"We have repeatedly treated a supervisor's use of racially toxic language in the workplace as much more serious than a co-worker's." "This is particularly true when supervisors address these derogatory and humiliating remarks directly to the employees in question."

The court also said that three racial slurs in a sixth-month period of a four-year employment was not too infrequent to be pervasive.

At SCOTUS: Title VII Exhaustion: Jurisdictional? Waivable?

At SCOTUS: Title VII Exhaustion: Jurisdictional? Waivable?

Part of a series - Employment Law Case of the Week - by Ross Runkel.

The US Supreme Court has granted certiorari to decide whether Title VII’s administrative exhaustion requirement is a jurisdictional prerequisite to suit, as three Circuits have held, or a waivable claim processing rule, as eight Circuits have held. Title VII requires plaintiffs to exhaust claims of employment discrimination with the EEOC before filing suit in federal court. Fort Bend County v. Davis (US Supreme Ct cert granted 01/11/2019) [Order].

The 4th, 9th, and 11th Circuits hold that exhaustion is jurisdictional, so courts lack subject matter jurisdiction over claims that were never presented to the EEOC. The 1st, 2nd, 3rd, 5th, 6th, 7th, 10th, and DC Circuits treat failure to exhaust as a claim processing rule that is subject to waiver, forfeiture, and other equitable defenses.
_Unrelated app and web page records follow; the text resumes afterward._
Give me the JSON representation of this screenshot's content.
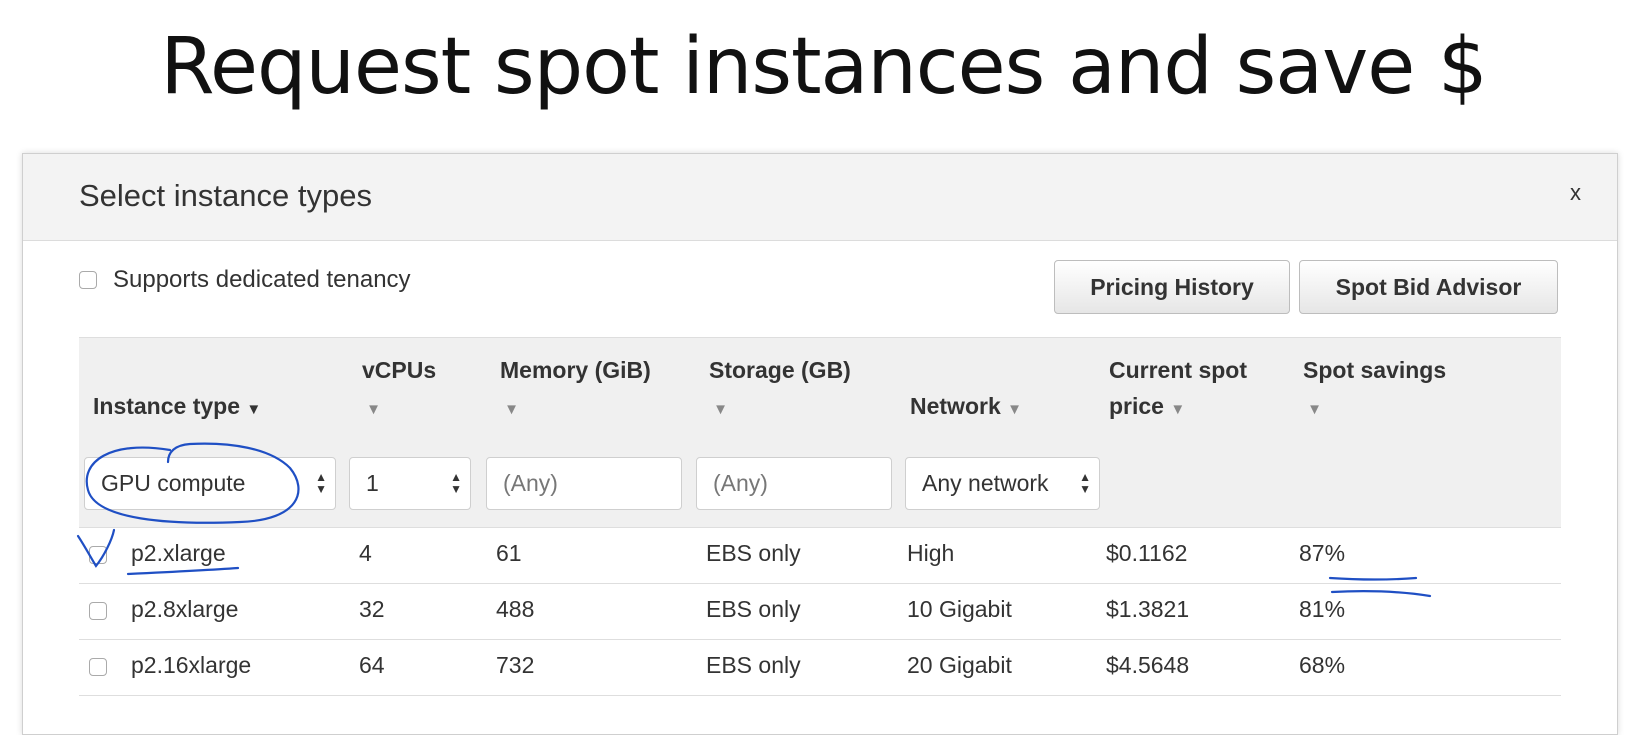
{
  "slide": {
    "title": "Request spot instances and save $"
  },
  "modal": {
    "title": "Select instance types",
    "close_label": "x",
    "tenancy_label": "Supports dedicated tenancy",
    "buttons": {
      "pricing_history": "Pricing History",
      "spot_bid_advisor": "Spot Bid Advisor"
    }
  },
  "table": {
    "columns": {
      "instance_type": "Instance type",
      "vcpus": "vCPUs",
      "memory": "Memory (GiB)",
      "storage": "Storage (GB)",
      "network": "Network",
      "price_line1": "Current spot",
      "price_line2": "price",
      "savings": "Spot savings"
    },
    "filters": {
      "instance_family": "GPU compute",
      "vcpus": "1",
      "memory_placeholder": "(Any)",
      "storage_placeholder": "(Any)",
      "network": "Any network"
    },
    "rows": [
      {
        "type": "p2.xlarge",
        "vcpus": "4",
        "memory": "61",
        "storage": "EBS only",
        "network": "High",
        "price": "$0.1162",
        "savings": "87%"
      },
      {
        "type": "p2.8xlarge",
        "vcpus": "32",
        "memory": "488",
        "storage": "EBS only",
        "network": "10 Gigabit",
        "price": "$1.3821",
        "savings": "81%"
      },
      {
        "type": "p2.16xlarge",
        "vcpus": "64",
        "memory": "732",
        "storage": "EBS only",
        "network": "20 Gigabit",
        "price": "$4.5648",
        "savings": "68%"
      }
    ]
  },
  "colors": {
    "annotation_ink": "#1f4fc4",
    "header_bg": "#f0f0f0"
  },
  "icons": [
    "close-icon",
    "sort-caret-icon",
    "spinner-arrows-icon",
    "checkbox"
  ]
}
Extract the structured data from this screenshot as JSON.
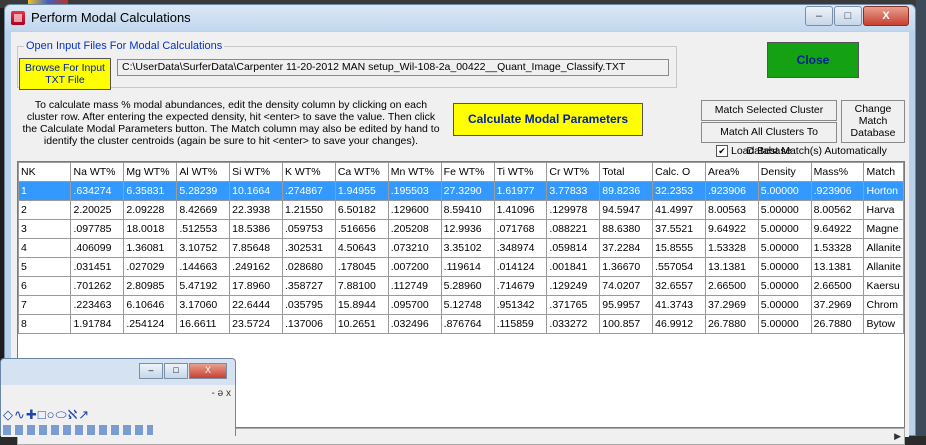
{
  "background": {
    "ghost_text": "... ... ... ... ..."
  },
  "window": {
    "title": "Perform Modal Calculations",
    "minimize": "–",
    "maximize": "□",
    "close": "X"
  },
  "input_group": {
    "legend": "Open Input Files For Modal Calculations",
    "browse_label": "Browse For Input TXT File",
    "path": "C:\\UserData\\SurferData\\Carpenter 11-20-2012 MAN setup_Wil-108-2a_00422__Quant_Image_Classify.TXT"
  },
  "instructions": "To calculate mass % modal abundances, edit the density column by clicking on each cluster row. After entering the expected density, hit <enter> to save the value. Then click the Calculate Modal Parameters button. The Match column may also be edited by hand to identify the cluster centroids (again be sure to hit <enter> to save your changes).",
  "buttons": {
    "calculate": "Calculate Modal Parameters",
    "close": "Close",
    "match_selected": "Match Selected Cluster",
    "match_all": "Match All Clusters To Database",
    "change_db": "Change Match Database"
  },
  "load_best": {
    "label": "Load Best Match(s) Automatically",
    "checked": "✔"
  },
  "colors": {
    "yellow": "#ffff00",
    "green": "#14a214",
    "selection": "#3399ff"
  },
  "table": {
    "headers": [
      "NK",
      "Na WT%",
      "Mg WT%",
      "Al WT%",
      "Si WT%",
      "K WT%",
      "Ca WT%",
      "Mn WT%",
      "Fe WT%",
      "Ti WT%",
      "Cr WT%",
      "Total",
      "Calc. O",
      "Area%",
      "Density",
      "Mass%",
      "Match"
    ],
    "rows": [
      [
        "1",
        ".634274",
        "6.35831",
        "5.28239",
        "10.1664",
        ".274867",
        "1.94955",
        ".195503",
        "27.3290",
        "1.61977",
        "3.77833",
        "89.8236",
        "32.2353",
        ".923906",
        "5.00000",
        ".923906",
        "Horton"
      ],
      [
        "2",
        "2.20025",
        "2.09228",
        "8.42669",
        "22.3938",
        "1.21550",
        "6.50182",
        ".129600",
        "8.59410",
        "1.41096",
        ".129978",
        "94.5947",
        "41.4997",
        "8.00563",
        "5.00000",
        "8.00562",
        "Harva"
      ],
      [
        "3",
        ".097785",
        "18.0018",
        ".512553",
        "18.5386",
        ".059753",
        ".516656",
        ".205208",
        "12.9936",
        ".071768",
        ".088221",
        "88.6380",
        "37.5521",
        "9.64922",
        "5.00000",
        "9.64922",
        "Magne"
      ],
      [
        "4",
        ".406099",
        "1.36081",
        "3.10752",
        "7.85648",
        ".302531",
        "4.50643",
        ".073210",
        "3.35102",
        ".348974",
        ".059814",
        "37.2284",
        "15.8555",
        "1.53328",
        "5.00000",
        "1.53328",
        "Allanite"
      ],
      [
        "5",
        ".031451",
        ".027029",
        ".144663",
        ".249162",
        ".028680",
        ".178045",
        ".007200",
        ".119614",
        ".014124",
        ".001841",
        "1.36670",
        ".557054",
        "13.1381",
        "5.00000",
        "13.1381",
        "Allanite"
      ],
      [
        "6",
        ".701262",
        "2.80985",
        "5.47192",
        "17.8960",
        ".358727",
        "7.88100",
        ".112749",
        "5.28960",
        ".714679",
        ".129249",
        "74.0207",
        "32.6557",
        "2.66500",
        "5.00000",
        "2.66500",
        "Kaersu"
      ],
      [
        "7",
        ".223463",
        "6.10646",
        "3.17060",
        "22.6444",
        ".035795",
        "15.8944",
        ".095700",
        "5.12748",
        ".951342",
        ".371765",
        "95.9957",
        "41.3743",
        "37.2969",
        "5.00000",
        "37.2969",
        "Chrom"
      ],
      [
        "8",
        "1.91784",
        ".254124",
        "16.6611",
        "23.5724",
        ".137006",
        "10.2651",
        ".032496",
        ".876764",
        ".115859",
        ".033272",
        "100.857",
        "46.9912",
        "26.7880",
        "5.00000",
        "26.7880",
        "Bytow"
      ]
    ]
  },
  "mini_window": {
    "minimize": "–",
    "maximize": "□",
    "close": "X",
    "controls": "- ə x",
    "tools": "◇∿✚□○⬭ℵ↗"
  }
}
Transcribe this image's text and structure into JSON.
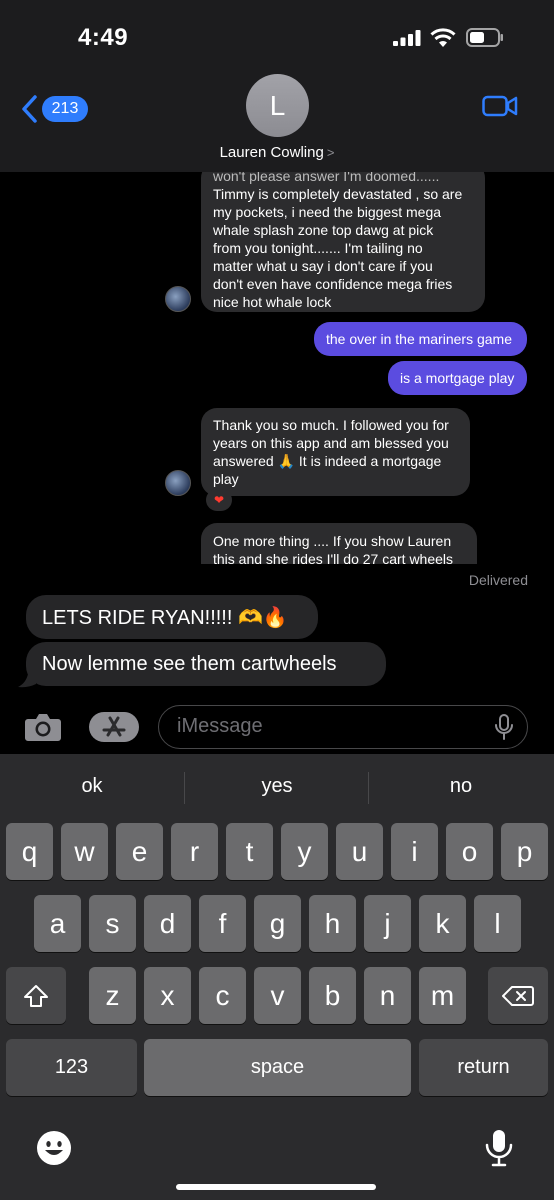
{
  "status_bar": {
    "time": "4:49"
  },
  "header": {
    "back_count": "213",
    "avatar_initial": "L",
    "contact_name": "Lauren Cowling",
    "contact_chevron": ">"
  },
  "embedded_screenshot": {
    "incoming_1": [
      "won't please answer I'm doomed......",
      "Timmy is completely devastated , so are",
      "my pockets,  i need the biggest mega",
      "whale splash zone top dawg at pick",
      "from you tonight....... I'm tailing no",
      "matter what u say i don't care if you",
      "don't even have confidence mega fries",
      "nice hot whale lock"
    ],
    "outgoing_1": "the over in the mariners game",
    "outgoing_2": "is a mortgage play",
    "incoming_2": [
      "Thank you so much. I followed you for",
      "years on this app and am blessed you",
      "answered 🙏 It is indeed a mortgage",
      "play"
    ],
    "reaction": "❤",
    "incoming_3": [
      "One more thing .... If you show Lauren",
      "this and she rides I'll do 27 cart wheels"
    ]
  },
  "delivered_label": "Delivered",
  "messages": [
    {
      "text": "LETS RIDE RYAN!!!!! 🫶🔥"
    },
    {
      "text": "Now lemme see them cartwheels"
    }
  ],
  "input": {
    "placeholder": "iMessage"
  },
  "keyboard": {
    "suggestions": [
      "ok",
      "yes",
      "no"
    ],
    "row1": [
      "q",
      "w",
      "e",
      "r",
      "t",
      "y",
      "u",
      "i",
      "o",
      "p"
    ],
    "row2": [
      "a",
      "s",
      "d",
      "f",
      "g",
      "h",
      "j",
      "k",
      "l"
    ],
    "row3": [
      "z",
      "x",
      "c",
      "v",
      "b",
      "n",
      "m"
    ],
    "numbers_label": "123",
    "space_label": "space",
    "return_label": "return"
  }
}
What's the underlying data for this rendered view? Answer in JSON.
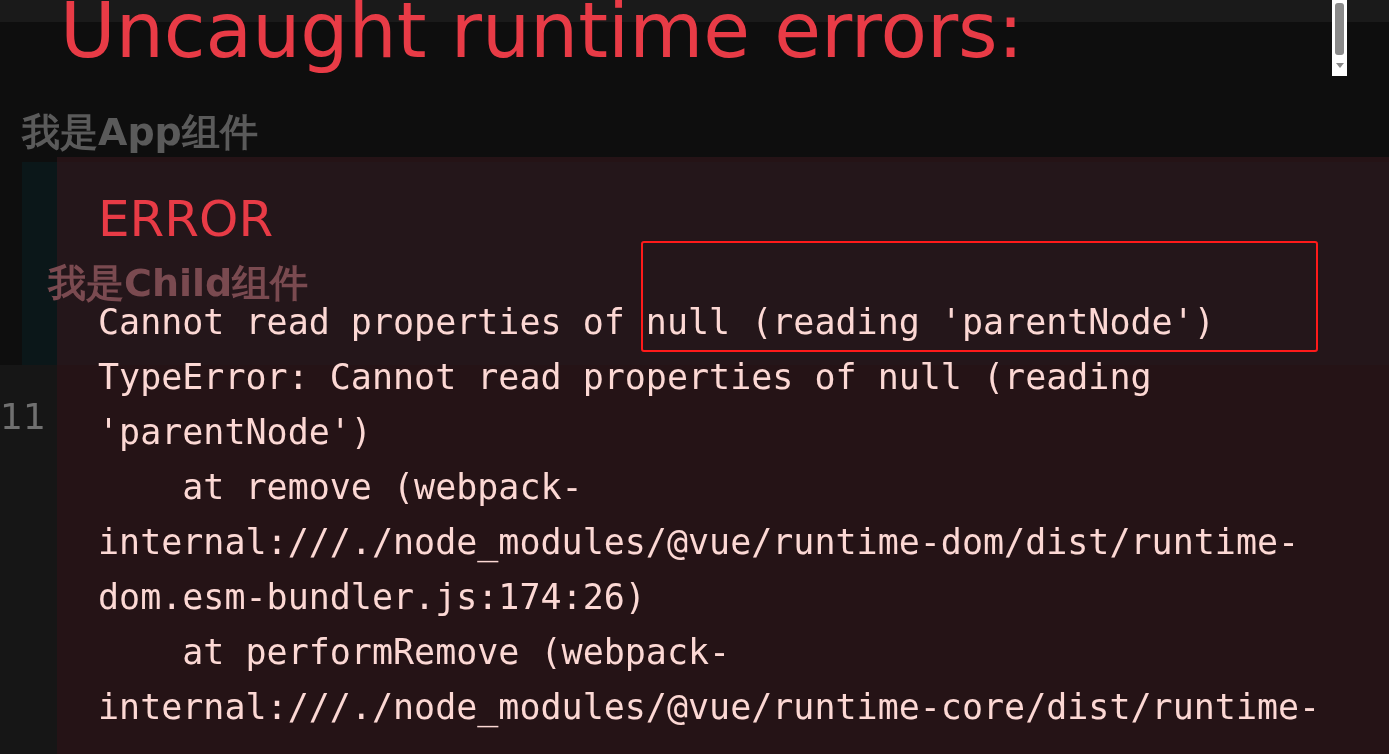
{
  "page": {
    "heading": "我是App组件",
    "child": {
      "heading": "我是Child组件"
    },
    "line_number": "11"
  },
  "overlay": {
    "title": "Uncaught runtime errors:",
    "error": {
      "label": "ERROR",
      "message": "Cannot read properties of null (reading 'parentNode')",
      "stack": [
        "TypeError: Cannot read properties of null (reading",
        "'parentNode')",
        "    at remove (webpack-",
        "internal:///./node_modules/@vue/runtime-dom/dist/runtime-",
        "dom.esm-bundler.js:174:26)",
        "    at performRemove (webpack-",
        "internal:///./node_modules/@vue/runtime-core/dist/runtime-"
      ]
    }
  }
}
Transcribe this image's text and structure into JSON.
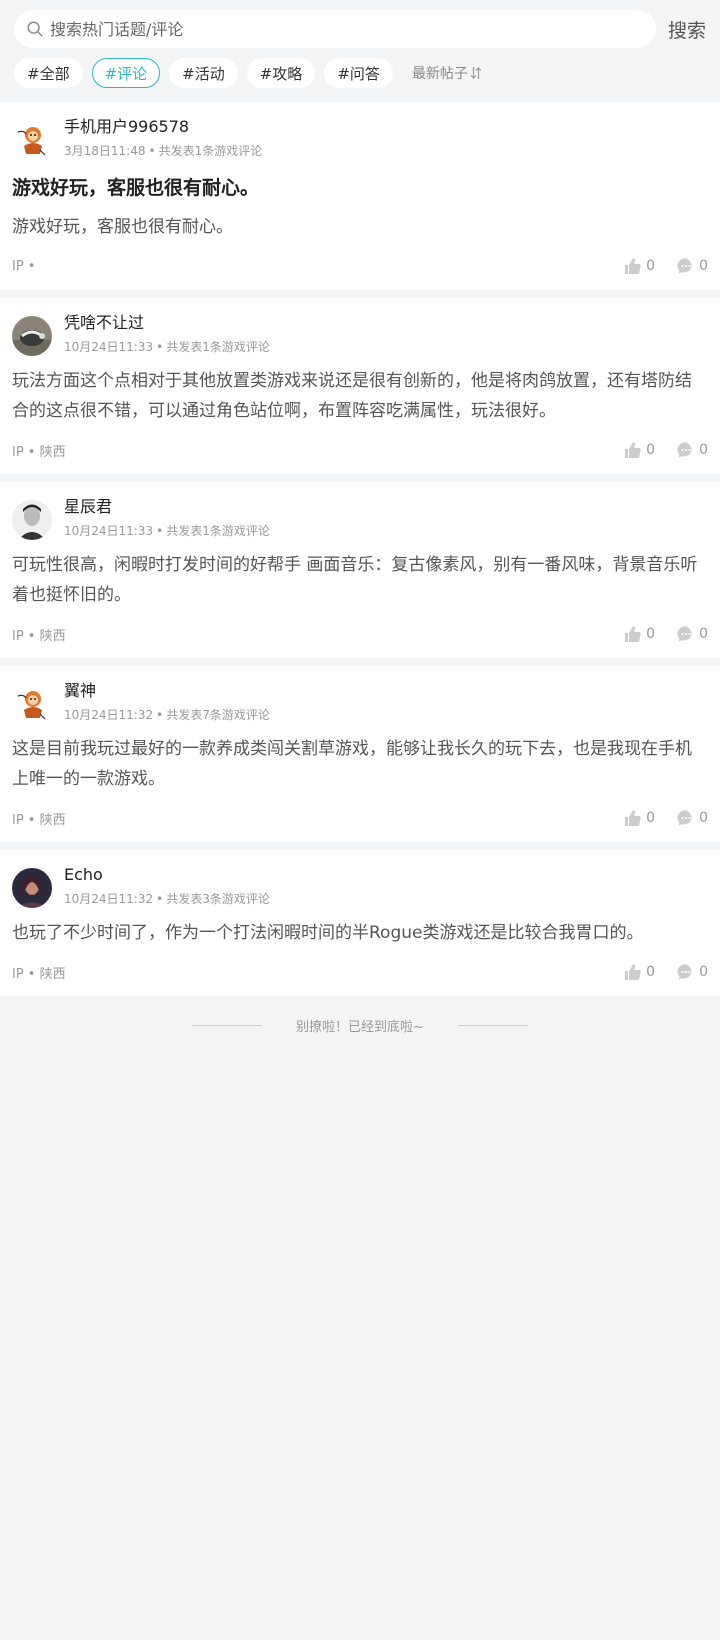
{
  "search": {
    "placeholder": "搜索热门话题/评论",
    "button_label": "搜索"
  },
  "tags": [
    {
      "label": "#全部",
      "active": false
    },
    {
      "label": "#评论",
      "active": true
    },
    {
      "label": "#活动",
      "active": false
    },
    {
      "label": "#攻略",
      "active": false
    },
    {
      "label": "#问答",
      "active": false
    }
  ],
  "sort_label": "最新帖子",
  "accent_color": "#2fb7c1",
  "posts": [
    {
      "username": "手机用户996578",
      "time": "3月18日11:48",
      "stat": "共发表1条游戏评论",
      "title": "游戏好玩，客服也很有耐心。",
      "body": "游戏好玩，客服也很有耐心。",
      "ip": "IP •",
      "likes": "0",
      "comments": "0",
      "avatar": "monkey-cartoon"
    },
    {
      "username": "凭啥不让过",
      "time": "10月24日11:33",
      "stat": "共发表1条游戏评论",
      "title": "",
      "body": "玩法方面这个点相对于其他放置类游戏来说还是很有创新的，他是将肉鸽放置，还有塔防结合的这点很不错，可以通过角色站位啊，布置阵容吃满属性，玩法很好。",
      "ip": "IP • 陕西",
      "likes": "0",
      "comments": "0",
      "avatar": "badger-photo"
    },
    {
      "username": "星辰君",
      "time": "10月24日11:33",
      "stat": "共发表1条游戏评论",
      "title": "",
      "body": "可玩性很高，闲暇时打发时间的好帮手 画面音乐：复古像素风，别有一番风味，背景音乐听着也挺怀旧的。",
      "ip": "IP • 陕西",
      "likes": "0",
      "comments": "0",
      "avatar": "bw-portrait"
    },
    {
      "username": "翼神",
      "time": "10月24日11:32",
      "stat": "共发表7条游戏评论",
      "title": "",
      "body": "这是目前我玩过最好的一款养成类闯关割草游戏，能够让我长久的玩下去，也是我现在手机上唯一的一款游戏。",
      "ip": "IP • 陕西",
      "likes": "0",
      "comments": "0",
      "avatar": "monkey-cartoon"
    },
    {
      "username": "Echo",
      "time": "10月24日11:32",
      "stat": "共发表3条游戏评论",
      "title": "",
      "body": "也玩了不少时间了，作为一个打法闲暇时间的半Rogue类游戏还是比较合我胃口的。",
      "ip": "IP • 陕西",
      "likes": "0",
      "comments": "0",
      "avatar": "dark-portrait"
    }
  ],
  "end_text": "别撩啦！已经到底啦~"
}
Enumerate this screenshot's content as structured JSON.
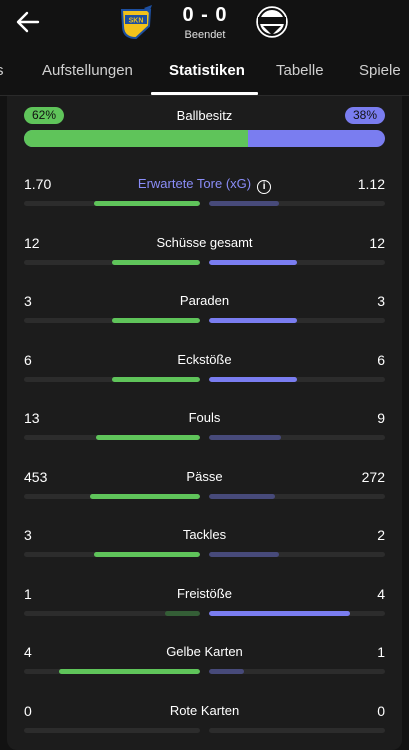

The Department of Justice is on record as describing Title VII’s exhaustion requirement as jurisdictional, and the EEOC has taken the position that it is not jurisdictional.

The Court will review the 5th Circuit's judgment in Davis v. Fort Bend County (5th Cir 06/20/2018) [PDF], which held that the defendant forfeited its exhaustion argument by not raising it in a timely manner before the district court.